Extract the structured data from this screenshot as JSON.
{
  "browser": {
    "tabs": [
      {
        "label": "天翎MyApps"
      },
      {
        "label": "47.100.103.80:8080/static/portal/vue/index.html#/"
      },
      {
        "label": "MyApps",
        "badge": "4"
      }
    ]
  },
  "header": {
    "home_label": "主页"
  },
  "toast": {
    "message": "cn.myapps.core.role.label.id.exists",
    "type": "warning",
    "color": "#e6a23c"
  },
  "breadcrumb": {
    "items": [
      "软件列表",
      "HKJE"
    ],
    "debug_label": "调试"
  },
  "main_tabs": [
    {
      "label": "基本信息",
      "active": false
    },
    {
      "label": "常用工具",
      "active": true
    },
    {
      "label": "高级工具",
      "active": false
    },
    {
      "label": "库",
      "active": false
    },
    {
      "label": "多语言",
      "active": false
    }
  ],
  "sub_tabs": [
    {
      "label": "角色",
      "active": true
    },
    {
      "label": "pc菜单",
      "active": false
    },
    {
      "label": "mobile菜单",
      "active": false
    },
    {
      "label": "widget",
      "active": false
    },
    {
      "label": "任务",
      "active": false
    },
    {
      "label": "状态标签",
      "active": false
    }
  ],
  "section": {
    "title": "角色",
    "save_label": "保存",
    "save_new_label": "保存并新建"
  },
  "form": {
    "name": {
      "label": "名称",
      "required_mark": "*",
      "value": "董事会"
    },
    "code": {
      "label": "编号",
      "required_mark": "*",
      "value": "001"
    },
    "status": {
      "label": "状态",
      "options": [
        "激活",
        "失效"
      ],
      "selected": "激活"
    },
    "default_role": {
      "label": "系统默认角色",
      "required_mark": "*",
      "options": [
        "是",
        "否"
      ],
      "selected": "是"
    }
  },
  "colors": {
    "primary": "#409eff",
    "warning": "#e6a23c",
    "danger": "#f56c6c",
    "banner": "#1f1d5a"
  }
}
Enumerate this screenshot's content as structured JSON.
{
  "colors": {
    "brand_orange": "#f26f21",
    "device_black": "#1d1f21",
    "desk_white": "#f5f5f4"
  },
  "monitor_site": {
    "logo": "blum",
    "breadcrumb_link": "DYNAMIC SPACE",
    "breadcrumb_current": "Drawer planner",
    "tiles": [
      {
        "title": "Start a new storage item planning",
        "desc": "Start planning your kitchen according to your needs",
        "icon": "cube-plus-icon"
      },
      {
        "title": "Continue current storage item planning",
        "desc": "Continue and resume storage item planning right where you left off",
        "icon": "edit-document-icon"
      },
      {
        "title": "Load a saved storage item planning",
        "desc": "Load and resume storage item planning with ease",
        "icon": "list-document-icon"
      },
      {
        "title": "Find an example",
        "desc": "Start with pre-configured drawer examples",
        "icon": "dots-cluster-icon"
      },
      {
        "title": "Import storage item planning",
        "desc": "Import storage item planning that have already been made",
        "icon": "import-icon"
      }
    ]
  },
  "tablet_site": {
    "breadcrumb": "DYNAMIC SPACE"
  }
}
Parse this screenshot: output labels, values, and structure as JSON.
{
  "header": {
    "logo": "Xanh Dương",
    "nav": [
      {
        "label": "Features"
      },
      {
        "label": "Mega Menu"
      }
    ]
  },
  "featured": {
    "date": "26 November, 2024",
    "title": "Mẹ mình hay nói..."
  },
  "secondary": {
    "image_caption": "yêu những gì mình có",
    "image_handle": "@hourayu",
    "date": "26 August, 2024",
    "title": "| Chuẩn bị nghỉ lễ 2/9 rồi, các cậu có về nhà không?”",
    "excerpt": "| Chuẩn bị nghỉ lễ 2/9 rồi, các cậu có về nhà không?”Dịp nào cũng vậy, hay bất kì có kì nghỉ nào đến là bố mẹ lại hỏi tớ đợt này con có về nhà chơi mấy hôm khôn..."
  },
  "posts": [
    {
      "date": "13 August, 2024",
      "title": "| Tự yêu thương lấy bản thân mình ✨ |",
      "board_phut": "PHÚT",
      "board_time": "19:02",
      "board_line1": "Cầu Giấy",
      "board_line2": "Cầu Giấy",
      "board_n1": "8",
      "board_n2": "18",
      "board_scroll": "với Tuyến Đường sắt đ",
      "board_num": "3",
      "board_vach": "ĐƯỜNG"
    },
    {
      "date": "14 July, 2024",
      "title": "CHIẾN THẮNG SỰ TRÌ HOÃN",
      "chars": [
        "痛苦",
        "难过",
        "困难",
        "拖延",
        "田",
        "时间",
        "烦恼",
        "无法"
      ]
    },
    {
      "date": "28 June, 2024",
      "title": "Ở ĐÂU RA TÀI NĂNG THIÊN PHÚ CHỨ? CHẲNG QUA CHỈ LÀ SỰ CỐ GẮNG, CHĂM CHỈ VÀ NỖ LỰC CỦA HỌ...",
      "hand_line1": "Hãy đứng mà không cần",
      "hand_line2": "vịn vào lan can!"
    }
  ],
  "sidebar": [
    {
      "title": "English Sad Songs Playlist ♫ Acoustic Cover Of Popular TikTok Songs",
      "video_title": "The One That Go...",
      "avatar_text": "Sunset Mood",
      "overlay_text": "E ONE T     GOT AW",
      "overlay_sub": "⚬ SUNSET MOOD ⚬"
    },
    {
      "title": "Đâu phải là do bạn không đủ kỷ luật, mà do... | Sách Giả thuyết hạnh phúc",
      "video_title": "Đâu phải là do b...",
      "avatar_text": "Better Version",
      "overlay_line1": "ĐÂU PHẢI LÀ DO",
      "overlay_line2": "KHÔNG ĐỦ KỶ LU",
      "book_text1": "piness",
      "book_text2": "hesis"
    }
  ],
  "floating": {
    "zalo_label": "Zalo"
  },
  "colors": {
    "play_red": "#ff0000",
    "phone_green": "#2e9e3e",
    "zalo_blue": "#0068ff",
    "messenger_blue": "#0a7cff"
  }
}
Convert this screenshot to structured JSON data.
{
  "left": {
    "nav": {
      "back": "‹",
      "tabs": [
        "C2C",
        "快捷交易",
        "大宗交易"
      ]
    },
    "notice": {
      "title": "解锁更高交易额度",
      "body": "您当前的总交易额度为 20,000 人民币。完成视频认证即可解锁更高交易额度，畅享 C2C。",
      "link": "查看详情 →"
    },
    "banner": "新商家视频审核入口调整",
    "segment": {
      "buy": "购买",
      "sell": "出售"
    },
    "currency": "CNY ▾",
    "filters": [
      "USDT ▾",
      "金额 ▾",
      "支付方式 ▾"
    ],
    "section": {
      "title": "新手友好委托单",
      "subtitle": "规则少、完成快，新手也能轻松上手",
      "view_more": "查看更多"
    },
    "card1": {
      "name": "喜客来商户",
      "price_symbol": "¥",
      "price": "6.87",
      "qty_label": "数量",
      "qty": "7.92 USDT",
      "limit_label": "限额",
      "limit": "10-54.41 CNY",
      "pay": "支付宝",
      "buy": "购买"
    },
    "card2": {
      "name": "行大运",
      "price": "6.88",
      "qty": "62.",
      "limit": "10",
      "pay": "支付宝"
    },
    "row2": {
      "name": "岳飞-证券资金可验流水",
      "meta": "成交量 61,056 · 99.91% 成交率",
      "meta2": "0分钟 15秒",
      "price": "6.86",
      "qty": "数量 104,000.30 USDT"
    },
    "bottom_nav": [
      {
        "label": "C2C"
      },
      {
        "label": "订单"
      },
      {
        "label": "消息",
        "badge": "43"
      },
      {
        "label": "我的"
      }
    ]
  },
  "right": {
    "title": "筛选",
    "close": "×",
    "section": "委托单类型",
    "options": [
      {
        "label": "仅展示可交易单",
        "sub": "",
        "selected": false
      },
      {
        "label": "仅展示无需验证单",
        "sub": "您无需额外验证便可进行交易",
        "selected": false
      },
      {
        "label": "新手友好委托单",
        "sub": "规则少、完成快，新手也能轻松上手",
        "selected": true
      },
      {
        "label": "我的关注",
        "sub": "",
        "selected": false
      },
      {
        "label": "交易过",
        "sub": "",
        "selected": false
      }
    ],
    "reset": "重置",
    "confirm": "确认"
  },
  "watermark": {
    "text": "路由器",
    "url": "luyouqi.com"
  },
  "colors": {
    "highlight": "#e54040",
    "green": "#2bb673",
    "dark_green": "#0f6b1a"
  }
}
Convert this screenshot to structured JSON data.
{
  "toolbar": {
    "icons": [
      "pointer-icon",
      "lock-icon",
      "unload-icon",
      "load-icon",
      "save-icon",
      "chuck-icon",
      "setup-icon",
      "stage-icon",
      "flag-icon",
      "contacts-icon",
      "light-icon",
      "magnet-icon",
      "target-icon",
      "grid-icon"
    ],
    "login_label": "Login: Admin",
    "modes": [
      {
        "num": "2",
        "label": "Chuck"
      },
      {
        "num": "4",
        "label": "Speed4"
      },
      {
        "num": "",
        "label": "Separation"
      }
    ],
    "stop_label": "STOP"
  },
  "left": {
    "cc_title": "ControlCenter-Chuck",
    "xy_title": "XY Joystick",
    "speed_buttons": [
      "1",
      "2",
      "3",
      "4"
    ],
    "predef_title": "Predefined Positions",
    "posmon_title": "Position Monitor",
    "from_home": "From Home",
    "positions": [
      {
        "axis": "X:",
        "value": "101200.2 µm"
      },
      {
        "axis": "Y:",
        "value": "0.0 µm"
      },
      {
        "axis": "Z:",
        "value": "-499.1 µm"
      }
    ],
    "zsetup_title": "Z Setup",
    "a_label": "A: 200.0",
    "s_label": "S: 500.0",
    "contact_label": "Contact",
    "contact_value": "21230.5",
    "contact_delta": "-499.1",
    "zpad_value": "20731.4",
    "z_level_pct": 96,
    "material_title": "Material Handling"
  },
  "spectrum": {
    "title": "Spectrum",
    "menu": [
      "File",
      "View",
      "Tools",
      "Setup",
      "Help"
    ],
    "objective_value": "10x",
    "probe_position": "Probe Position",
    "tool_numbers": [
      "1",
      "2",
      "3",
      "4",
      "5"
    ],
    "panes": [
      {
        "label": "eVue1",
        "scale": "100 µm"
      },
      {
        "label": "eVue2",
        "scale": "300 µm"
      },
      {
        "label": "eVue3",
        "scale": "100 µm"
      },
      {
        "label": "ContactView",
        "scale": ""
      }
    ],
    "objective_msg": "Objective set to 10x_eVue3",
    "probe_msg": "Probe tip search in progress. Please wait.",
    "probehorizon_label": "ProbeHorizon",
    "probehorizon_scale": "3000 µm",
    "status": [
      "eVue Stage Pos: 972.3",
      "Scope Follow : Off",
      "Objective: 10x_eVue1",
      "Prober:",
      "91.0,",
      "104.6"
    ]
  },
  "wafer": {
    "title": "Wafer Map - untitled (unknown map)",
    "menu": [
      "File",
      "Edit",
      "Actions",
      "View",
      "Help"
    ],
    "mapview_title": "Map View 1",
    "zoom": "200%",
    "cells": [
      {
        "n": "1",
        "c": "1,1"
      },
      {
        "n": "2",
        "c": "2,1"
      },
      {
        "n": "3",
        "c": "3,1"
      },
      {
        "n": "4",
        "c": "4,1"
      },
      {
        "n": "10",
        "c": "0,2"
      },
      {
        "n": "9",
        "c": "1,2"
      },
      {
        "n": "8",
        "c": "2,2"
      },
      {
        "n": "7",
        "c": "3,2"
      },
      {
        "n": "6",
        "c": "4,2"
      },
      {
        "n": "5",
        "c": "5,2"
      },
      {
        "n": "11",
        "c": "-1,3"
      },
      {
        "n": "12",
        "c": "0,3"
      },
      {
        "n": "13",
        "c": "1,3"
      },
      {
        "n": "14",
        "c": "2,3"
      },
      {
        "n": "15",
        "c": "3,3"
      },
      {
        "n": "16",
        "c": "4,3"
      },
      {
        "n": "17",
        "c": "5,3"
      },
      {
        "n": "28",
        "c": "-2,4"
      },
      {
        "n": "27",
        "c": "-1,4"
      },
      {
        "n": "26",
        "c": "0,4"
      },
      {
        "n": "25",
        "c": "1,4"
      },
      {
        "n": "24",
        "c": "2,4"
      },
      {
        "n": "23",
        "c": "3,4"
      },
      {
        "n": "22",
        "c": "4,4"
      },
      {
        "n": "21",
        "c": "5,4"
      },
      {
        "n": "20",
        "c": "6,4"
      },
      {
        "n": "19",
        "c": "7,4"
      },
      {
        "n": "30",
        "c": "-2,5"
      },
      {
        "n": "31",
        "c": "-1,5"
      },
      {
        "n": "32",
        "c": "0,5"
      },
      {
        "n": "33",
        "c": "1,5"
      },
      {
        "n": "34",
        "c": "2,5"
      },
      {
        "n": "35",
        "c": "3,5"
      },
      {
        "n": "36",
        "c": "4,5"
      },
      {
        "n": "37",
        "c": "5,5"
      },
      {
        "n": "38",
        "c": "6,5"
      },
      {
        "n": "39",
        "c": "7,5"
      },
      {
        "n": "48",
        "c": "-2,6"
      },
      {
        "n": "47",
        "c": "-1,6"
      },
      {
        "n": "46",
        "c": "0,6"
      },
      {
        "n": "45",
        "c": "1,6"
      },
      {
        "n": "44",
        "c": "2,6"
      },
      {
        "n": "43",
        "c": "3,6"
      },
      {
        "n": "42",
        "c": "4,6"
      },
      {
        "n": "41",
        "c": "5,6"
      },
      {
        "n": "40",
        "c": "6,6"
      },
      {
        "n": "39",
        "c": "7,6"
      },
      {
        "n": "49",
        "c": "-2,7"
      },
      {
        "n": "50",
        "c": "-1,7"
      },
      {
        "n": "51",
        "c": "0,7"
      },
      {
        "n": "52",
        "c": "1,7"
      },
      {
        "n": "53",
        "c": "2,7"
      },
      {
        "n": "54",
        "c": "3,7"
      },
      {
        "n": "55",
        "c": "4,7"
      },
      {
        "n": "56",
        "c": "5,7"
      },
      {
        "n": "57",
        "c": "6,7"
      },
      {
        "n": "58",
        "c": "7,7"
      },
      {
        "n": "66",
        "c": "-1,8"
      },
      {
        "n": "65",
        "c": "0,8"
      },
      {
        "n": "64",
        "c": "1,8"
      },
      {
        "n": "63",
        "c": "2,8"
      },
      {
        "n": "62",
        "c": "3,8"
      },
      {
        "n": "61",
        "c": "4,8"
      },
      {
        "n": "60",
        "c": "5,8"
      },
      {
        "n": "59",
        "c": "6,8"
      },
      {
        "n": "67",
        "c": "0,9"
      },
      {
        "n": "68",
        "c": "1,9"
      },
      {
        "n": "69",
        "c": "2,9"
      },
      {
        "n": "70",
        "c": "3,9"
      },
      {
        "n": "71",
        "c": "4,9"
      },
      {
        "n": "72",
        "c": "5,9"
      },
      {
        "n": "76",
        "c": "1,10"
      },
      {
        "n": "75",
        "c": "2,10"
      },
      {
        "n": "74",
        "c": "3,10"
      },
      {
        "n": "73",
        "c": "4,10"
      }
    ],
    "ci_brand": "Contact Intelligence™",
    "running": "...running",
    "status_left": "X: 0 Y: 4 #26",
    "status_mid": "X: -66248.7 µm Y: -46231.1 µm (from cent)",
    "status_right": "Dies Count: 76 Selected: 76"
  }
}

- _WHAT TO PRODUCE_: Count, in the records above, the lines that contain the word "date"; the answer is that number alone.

- _TASK OUTPUT_: 5